Amsterdam has been the largest city in the Netherlands since the late Middle Ages. The records are vast: the Amsterdam City Archives keeps more than 50 kilometers (over 30 miles) of records. A small but growing part of these records are available online. Here are the best free websites for genealogy research in Amsterdam. Amsterdam City … [Read more...]

Dutch term – Lente

Lente or voorjaar is the Dutch word for Spring. Spring was traditionally the time for sowing the crops for the coming season. Work contracts were often renewed in Spring as well. This is the reason why so many farmers got married in May. They'd serve their contract out and then start their own farm and family. … [Read more...]

Effects of Corona on Dutch Genealogy

The Dutch government has implemented several measures to contain the spread of the corona-virus. This affects people researching their ancestors from the Netherlands in different ways: Archives are closed. On-site research is not possible. Scanning-on-demand may not be possible. Many archives sent their staff home. Even if you can still … [Read more...]
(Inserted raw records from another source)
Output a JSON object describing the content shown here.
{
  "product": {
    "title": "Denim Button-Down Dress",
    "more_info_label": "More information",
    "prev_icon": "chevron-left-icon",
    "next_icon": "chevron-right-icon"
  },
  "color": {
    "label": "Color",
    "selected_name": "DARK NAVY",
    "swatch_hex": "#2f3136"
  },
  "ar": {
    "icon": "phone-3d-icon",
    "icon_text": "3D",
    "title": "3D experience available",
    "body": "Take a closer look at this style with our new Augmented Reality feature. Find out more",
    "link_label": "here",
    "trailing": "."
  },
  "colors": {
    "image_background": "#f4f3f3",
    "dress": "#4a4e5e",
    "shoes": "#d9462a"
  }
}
Dutch term – Weeshuis

A Weeshuis (literally: orphan's house) is an orphanage. Only larger cities had a special orphanage. In smaller cities, orphans were often found families to live with, who would receive a fee for their upkeep. Archives of weeshuizen often include the records of the orphans they took care of. This could tell you when they were admitted, what … [Read more...]
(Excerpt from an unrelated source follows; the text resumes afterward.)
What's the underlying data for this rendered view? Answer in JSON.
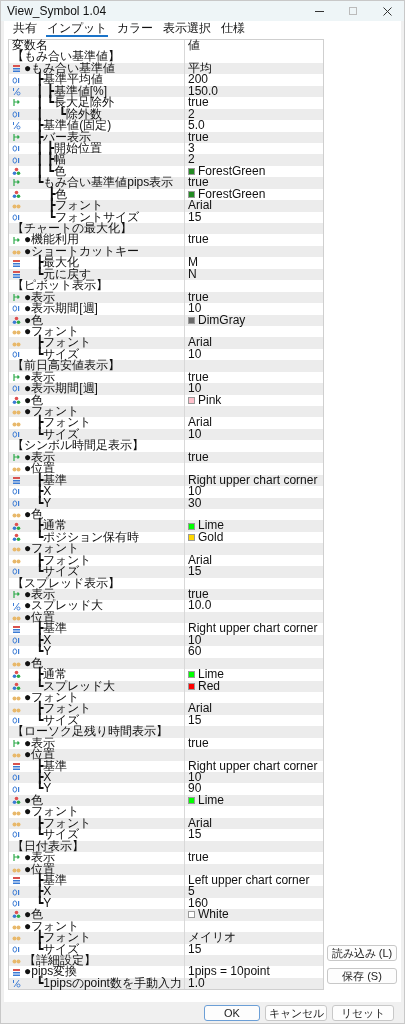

Quick tip – Check if the Archives are Open

If you are planning to do on-site research in the Netherlands, check their website or contact the archive to make sure they are open. Most archives have announced their reading rooms are closed until further notice, to prevent spreading COVID-19. Check the opening hours ("openingstijden") and look for news announcements mentioning COVID-19 or … [Read more...]

Dutch Genealogy Services – COVID-19 Measures

The Dutch government announced new measures to contain the spread of COVID-19 (corona virus). Large events are cancelled, people with a cold, cough, or fever are asked to quarantine themselves, and all people in the Netherlands are asked to work from home as much as possible. Dutch Genealogy Services will abide by these instructions. That means … [Read more...]

Ask Yvette – How to record transgender people?

In the Netherlands, it's legal for transgender persons change their gender and names on their birth records and in the population registration. You need to be at least sixteen years old and need a declaration by a gender specialist before you can go to the municipality to have your information changed, so it's not an easy process. In recent years, … [Read more...]

Quick tip – AncestryHour Interview with Yvette Hoitink

Yvette Hoitink was interviewed by Daniel Loftus for the first episode of "Meet who you tweet" at AncestryHour. Daniel is a young genealogist from Ireland and Ambassador for Youth for #AncestryHour, the weekly Twitter meetup for genealogists across the world. Go to the interview. … [Read more...]

Dutch Genealogy News for February 2020

Here is an overview of the new sources, projects, and news about archives that were announced last month. Online sources Over 24,000 more magazines and 5,000 books from 1940-1960 are now available via Delpher, after the Royal Library came to an agreement with representatives of copyright holders. Scans and indexes of population registers … [Read more...]

Quick tip – Why did they not marry in May?

If your ancestors were farm workers in the 1800s, and did not marry in May, check the birth date of their oldest child. Most work contracts ran from May to May. Farm workers who planned on getting married, often married in May so they could then move in together and maybe lease their own farm. When there was a baby on the way, it was … [Read more...]